For some time Australians have been considered among the biggest consumers of natural resources in the world. According to previous studies, we each get through 70 tonnes of materials every year. This is way higher than other developed nations. But could something be influencing these figures?
Traditional analysis of international consumption of natural resources suggests countries such as Japan and the United Kingdom are consuming less as their economies grow, suggesting growth and resource use can be decoupled. Unfortunately, a closer look shows some countries are simply off-shoring the resource consumption they use to feed their growth.
Our new study shows something is missing from traditional analysis: the upstream natural resource requirements of imports and exports. With these included, the picture of national resource consumption changes dramatically.
Fossil fuels, minerals, ores, timber and food are critical to the global economy. The methods used so far to quantify natural resource use measure the flow of materials, energy, waste and emissions within a nation or region. This delivers an estimate for domestic material consumption: the amount of material and energy flow per person for that nation or region.
By this measure, Australia is one of the largest users of natural resources in the world. Japan has a domestic material consumption of around 10 tonnes per person, and the United Kingdom is even lower, at around 8 tonnes per person.
Material footprint measures the total amount of primary resources required to service consumption in a country, whether those resources are found within the borders of that country or are imported from elsewhere.
Measured this way, it seems reasonable to claim nations such as Japan and the UK are finally managing to decouple economic growth from resource consumption – something of a holy grail achievement as we face a resource-restricted future.
But the claim is based on misleading data. The domestic material consumption approach is flawed because it fails to account for two very important factors: the resource requirements of imports and exports.
This difference between consumption-based and territorial accounting is well known for greenhouse gas emissions. We know that you can count a country’s emissions either by looking at emissions generated in the country, or emissions generated in creating things that the country consumes. In our new paper published in PNAS, we now replicate this method for total use of primary resources.

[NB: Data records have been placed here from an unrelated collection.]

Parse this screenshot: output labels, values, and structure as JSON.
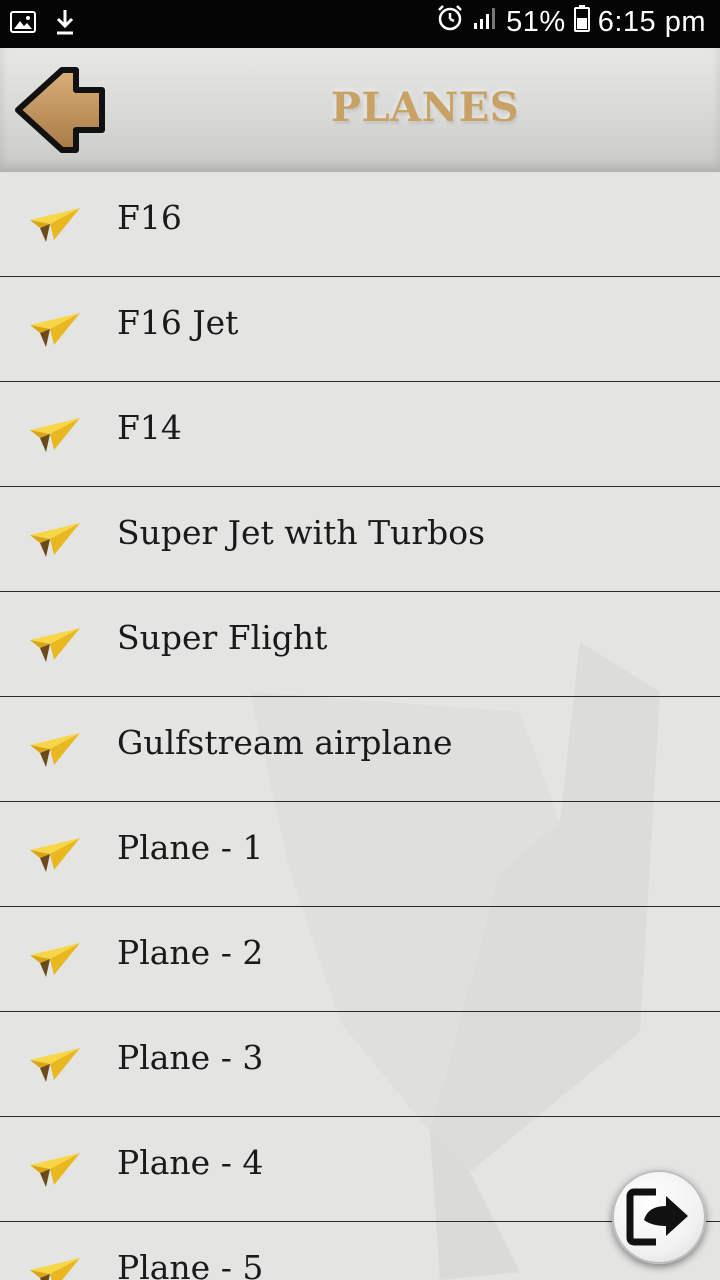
{
  "status_bar": {
    "left_icons": [
      "image-icon",
      "download-icon"
    ],
    "right_icons": [
      "alarm-icon",
      "signal-icon",
      "battery-icon"
    ],
    "battery": "51%",
    "time": "6:15 pm"
  },
  "header": {
    "title": "PLANES",
    "back_icon": "back-arrow-icon",
    "title_color": "#c8a165"
  },
  "list": {
    "item_icon": "paper-plane-icon",
    "items": [
      {
        "label": "F16"
      },
      {
        "label": "F16 Jet"
      },
      {
        "label": "F14"
      },
      {
        "label": "Super Jet with Turbos"
      },
      {
        "label": "Super Flight"
      },
      {
        "label": "Gulfstream airplane"
      },
      {
        "label": "Plane - 1"
      },
      {
        "label": "Plane - 2"
      },
      {
        "label": "Plane - 3"
      },
      {
        "label": "Plane - 4"
      },
      {
        "label": "Plane - 5"
      }
    ]
  },
  "fab": {
    "icon": "exit-icon"
  },
  "colors": {
    "background": "#e4e4e2",
    "accent": "#c8a165",
    "plane_yellow": "#f5cf3a",
    "divider": "#2a2a2a"
  }
}
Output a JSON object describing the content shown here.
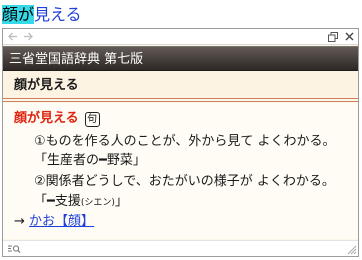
{
  "query": {
    "highlighted": "顔が",
    "rest": "見える"
  },
  "toolbar": {
    "back_icon": "arrow-left-icon",
    "forward_icon": "arrow-right-icon",
    "restore_icon": "restore-window-icon",
    "close_icon": "close-icon"
  },
  "dictionary": {
    "title": "三省堂国語辞典 第七版"
  },
  "headword_bar": {
    "label": "顔が見える"
  },
  "entry": {
    "headword": "顔が見える",
    "badge": "句",
    "sense1": "①ものを作る人のことが、外から見て よくわかる。",
    "example1": "「生産者の━野菜」",
    "sense2": "②関係者どうしで、おたがいの様子が よくわかる。",
    "example2_prefix": "「━支援",
    "example2_ruby": "(シエン)",
    "example2_suffix": "」",
    "crossref_arrow": "→",
    "crossref_link": "かお【顔】"
  },
  "statusbar": {
    "search_icon": "search-list-icon",
    "grip_icon": "resize-grip-icon"
  },
  "colors": {
    "highlight": "#35d9e8",
    "query_text": "#1f3fd8",
    "headword": "#e0230f",
    "link": "#1f3fd8",
    "header_bg": "#453e3a"
  }
}
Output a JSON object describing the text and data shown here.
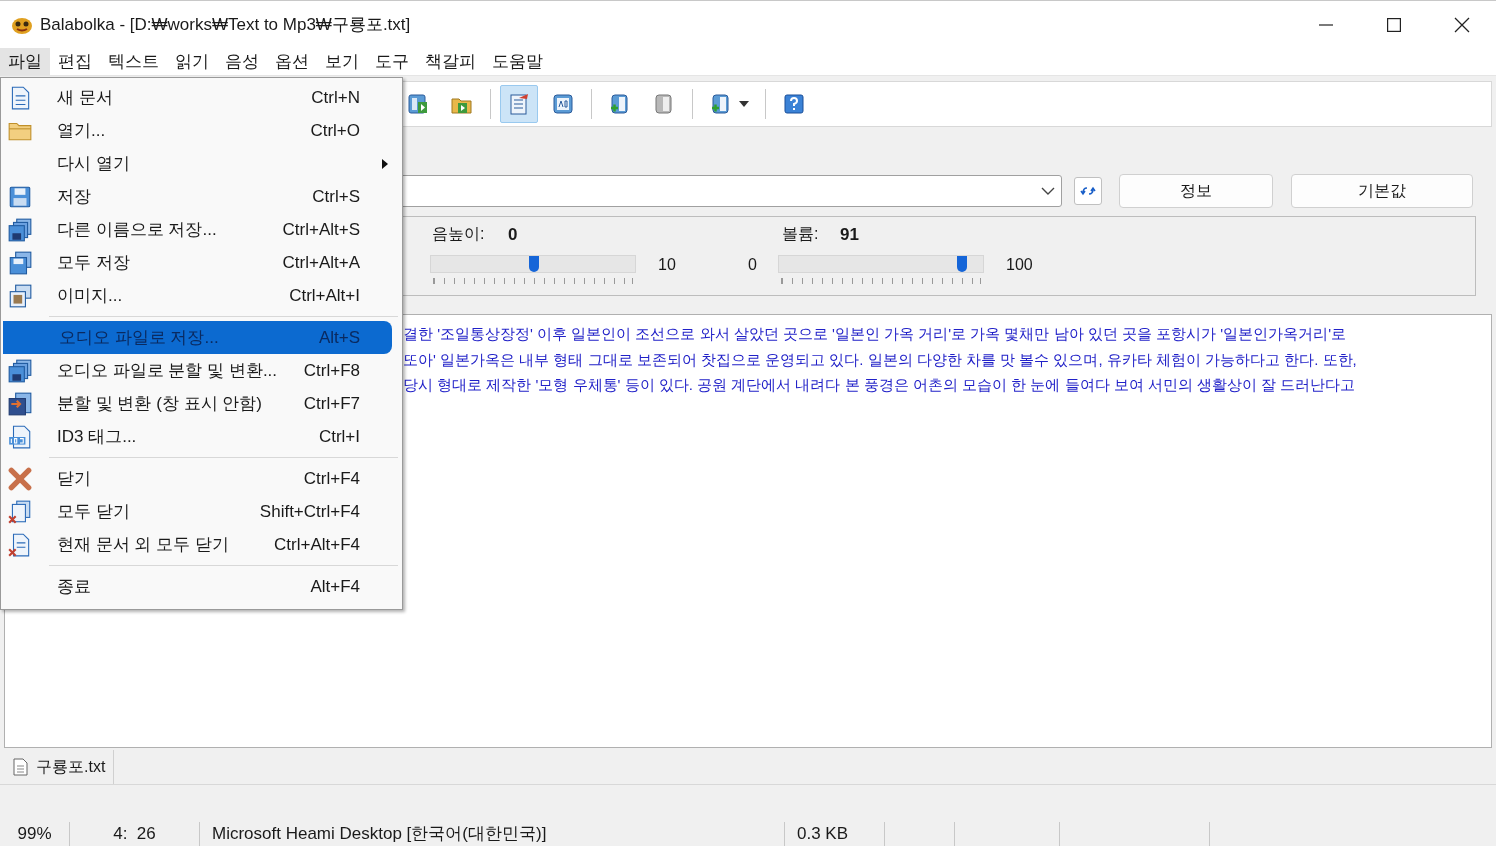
{
  "window": {
    "title": "Balabolka - [D:₩works₩Text to Mp3₩구룡포.txt]"
  },
  "menu_bar": [
    {
      "label": "파일",
      "selected": true
    },
    {
      "label": "편집",
      "selected": false
    },
    {
      "label": "텍스트",
      "selected": false
    },
    {
      "label": "읽기",
      "selected": false
    },
    {
      "label": "음성",
      "selected": false
    },
    {
      "label": "옵션",
      "selected": false
    },
    {
      "label": "보기",
      "selected": false
    },
    {
      "label": "도구",
      "selected": false
    },
    {
      "label": "책갈피",
      "selected": false
    },
    {
      "label": "도움말",
      "selected": false
    }
  ],
  "toolbar": [
    {
      "kind": "button",
      "selected": false
    },
    {
      "kind": "button",
      "selected": false
    },
    {
      "kind": "separator"
    },
    {
      "kind": "button",
      "selected": true
    },
    {
      "kind": "button",
      "selected": false
    },
    {
      "kind": "separator"
    },
    {
      "kind": "button",
      "selected": false
    },
    {
      "kind": "button",
      "selected": false
    },
    {
      "kind": "separator"
    },
    {
      "kind": "dropdown",
      "selected": false
    },
    {
      "kind": "separator"
    },
    {
      "kind": "button",
      "selected": false
    }
  ],
  "voice_panel": {
    "buttons": [
      "정보",
      "기본값"
    ]
  },
  "sliders": [
    {
      "label": "음높이:",
      "value": "0",
      "level": 0.5,
      "max": "10"
    },
    {
      "label": "볼륨:",
      "value": "91",
      "level": 0.91,
      "min": "0",
      "max": "100"
    }
  ],
  "text_lines": [
    "결한 '조일통상장정' 이후 일본인이 조선으로 와서 살았던 곳으로 '일본인 가옥 거리'로 가옥 몇채만 남아 있던 곳을 포항시가 '일본인가옥거리'로",
    "또아' 일본가옥은 내부 형태 그대로 보존되어 찻집으로 운영되고 있다. 일본의 다양한 차를 맛 볼수 있으며, 유카타 체험이 가능하다고 한다. 또한,",
    "당시 형대로 제작한 '모형 우체통' 등이 있다. 공원 계단에서 내려다 본 풍경은 어촌의 모습이 한 눈에 들여다 보여 서민의 생활상이 잘 드러난다고"
  ],
  "file_menu": [
    {
      "kind": "item",
      "label": "새 문서",
      "shortcut": "Ctrl+N",
      "selected": false
    },
    {
      "kind": "item",
      "label": "열기...",
      "shortcut": "Ctrl+O",
      "selected": false
    },
    {
      "kind": "submenu",
      "label": "다시 열기",
      "selected": false
    },
    {
      "kind": "item",
      "label": "저장",
      "shortcut": "Ctrl+S",
      "selected": false
    },
    {
      "kind": "item",
      "label": "다른 이름으로 저장...",
      "shortcut": "Ctrl+Alt+S",
      "selected": false
    },
    {
      "kind": "item",
      "label": "모두 저장",
      "shortcut": "Ctrl+Alt+A",
      "selected": false
    },
    {
      "kind": "item",
      "label": "이미지...",
      "shortcut": "Ctrl+Alt+I",
      "selected": false
    },
    {
      "kind": "separator"
    },
    {
      "kind": "item",
      "label": "오디오 파일로 저장...",
      "shortcut": "Alt+S",
      "selected": true
    },
    {
      "kind": "item",
      "label": "오디오 파일로 분할 및 변환...",
      "shortcut": "Ctrl+F8",
      "selected": false
    },
    {
      "kind": "item",
      "label": "분할 및 변환 (창 표시 안함)",
      "shortcut": "Ctrl+F7",
      "selected": false
    },
    {
      "kind": "item",
      "label": "ID3 태그...",
      "shortcut": "Ctrl+I",
      "selected": false
    },
    {
      "kind": "separator"
    },
    {
      "kind": "item",
      "label": "닫기",
      "shortcut": "Ctrl+F4",
      "selected": false
    },
    {
      "kind": "item",
      "label": "모두 닫기",
      "shortcut": "Shift+Ctrl+F4",
      "selected": false
    },
    {
      "kind": "item",
      "label": "현재 문서 외 모두 닫기",
      "shortcut": "Ctrl+Alt+F4",
      "selected": false
    },
    {
      "kind": "separator"
    },
    {
      "kind": "item",
      "label": "종료",
      "shortcut": "Alt+F4",
      "selected": false
    }
  ],
  "document_tabs": [
    {
      "label": "구룡포.txt",
      "selected": true
    }
  ],
  "status_bar": [
    "99%",
    "4:  26",
    "Microsoft Heami Desktop [한국어(대한민국)]",
    "0.3 KB"
  ]
}
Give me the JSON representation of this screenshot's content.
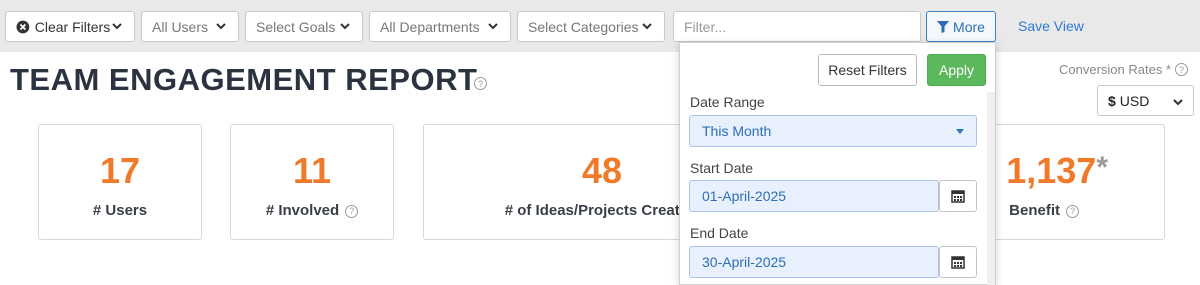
{
  "filters": {
    "clear_filters": "Clear Filters",
    "users": "All Users",
    "goals": "Select Goals",
    "departments": "All Departments",
    "categories": "Select Categories",
    "filter_placeholder": "Filter...",
    "more": "More",
    "save_view": "Save View"
  },
  "report": {
    "title": "TEAM ENGAGEMENT REPORT",
    "conversion_label": "Conversion Rates *",
    "currency": "USD"
  },
  "cards": [
    {
      "value": "17",
      "label": "# Users"
    },
    {
      "value": "11",
      "label": "# Involved"
    },
    {
      "value": "48",
      "label": "# of Ideas/Projects Created"
    },
    {
      "value": "1,137",
      "label": "Benefit",
      "asterisk": "*"
    }
  ],
  "more_panel": {
    "reset": "Reset Filters",
    "apply": "Apply",
    "date_range_label": "Date Range",
    "date_range_value": "This Month",
    "start_label": "Start Date",
    "start_value": "01-April-2025",
    "end_label": "End Date",
    "end_value": "30-April-2025"
  },
  "colors": {
    "accent_orange": "#f07a2a",
    "link_blue": "#2d7bd0",
    "apply_green": "#5cb85c"
  }
}
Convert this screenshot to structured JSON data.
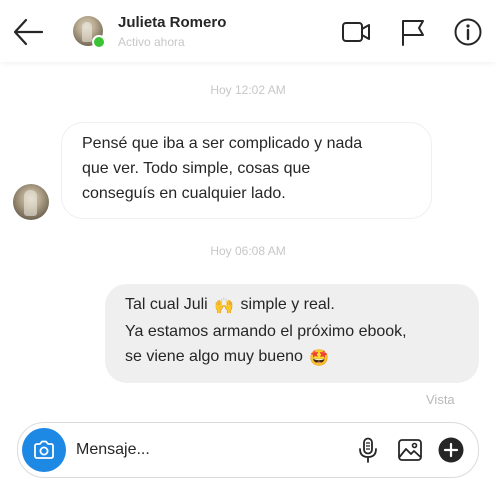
{
  "header": {
    "user_name": "Julieta Romero",
    "status": "Activo ahora",
    "online_color": "#3ac334",
    "icons": [
      "back-arrow-icon",
      "video-camera-icon",
      "flag-icon",
      "info-icon"
    ]
  },
  "conversation": {
    "timestamp_1": "Hoy 12:02 AM",
    "incoming": {
      "lines": [
        "Pensé que iba a ser complicado y nada",
        "que ver. Todo simple, cosas que",
        "conseguís en cualquier lado."
      ]
    },
    "timestamp_2": "Hoy 06:08 AM",
    "outgoing": {
      "line1_before": "Tal cual Juli",
      "line1_emoji": "🙌",
      "line1_after": "simple y real.",
      "line2": "Ya estamos armando el próximo ebook,",
      "line3": "se viene algo muy bueno",
      "line3_emoji": "🤩"
    },
    "seen_label": "Vista"
  },
  "composer": {
    "placeholder": "Mensaje...",
    "value": "",
    "camera_color": "#1e88e5",
    "icons": [
      "camera-icon",
      "microphone-icon",
      "image-icon",
      "plus-icon"
    ]
  }
}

This is known as the “material footprint” approach. Material footprint measures the total amount of primary resources required to service consumption in a country, whether those resources are found within the borders of that country or are imported from elsewhere.
Calculating the material footprint is more complex than calculating domestic material consumption because it requires the additional inputs of global material flows. We used global and national data on primary resource extraction, and a multi-regional global input-output table showing the material flow relationships around the world.
From that, we were able to attribute resource flows, wherever they originated from, to the point of final consumption. We calculated the result for the past two decades.
When viewed through the material footprint lens, the global picture of resource consumption looks very different.
What we see now is that Australia’s material footprint is actually around 35 tonnes of material per person – a vast improvement on 70 tonnes per person. The reason for this is that a significant proportion of the natural resources that are extracted and harvested within our boundaries are exported overseas for consumption elsewhere.
In contrast, the material footprint of the United Kingdom is around 24 tonnes per person and Japan’s material footprint is around 28 tonnes per person. A significant proportion of goods and resources consumed in those countries are imported.
As a result, we can no longer say that the UK and Japan are making headway towards decoupling consumption from economic growth. In fact, their growing economies are still demanding greater and greater amounts of natural resources, and our data suggest that with every 10 per cent increase in GDP the average national material footprint increases by six per cent.
According to the material footprint measure, most OECD nations fit somewhere between the 25-35 tonnes per person mark. This gives us a much clearer forecast of how global resource consumption might change in the future, as the standard of living in developing nations approaches that currently enjoyed by those of us living in the industrialised world.
By 2050, a global population of 9 billion people would require an estimated 270 billion tonnes of natural resources to fuel the level of consumption we are used to in OECD countries. This is dramatic increase from 70 billion tonnes consumed in 2010. Global consumption of primary resources would be four times as large compared to today, leading to much larger environmental impacts as well.
While the picture for Australia’s consumption now looks a little less bloated, we still consume more resources per person than most other nations on earth. For example, an emerging nation like India would consume about 5 tonnes per person, while the US and Japan would consume about 28 tonnes. Australia is still probably one of the highest consumers.
This is largely thanks to our resource-intensive lifestyle of large houses with poor energy efficiency, large travel distances, significant amounts of food waste, and a diet heavy in meat and dairy products. These factors alone account for much of the difference in consumption between Australia and Japan.
So while the material footprint story reveals that the Australian economy is not nearly as resource-hungry as we have been led to believe previously, it does show that we have significant room for improvement in order to achieve an low-carbon, resource efficient economy.
Dr Heinz Schandl is a senior science leader at the CSIRO Ecosystem Sciences Division and Dr Thomas Wiedmann is an associate professor and leader of the Sustainability Assessment Program at the University of New South Wales. This post originally appeared here.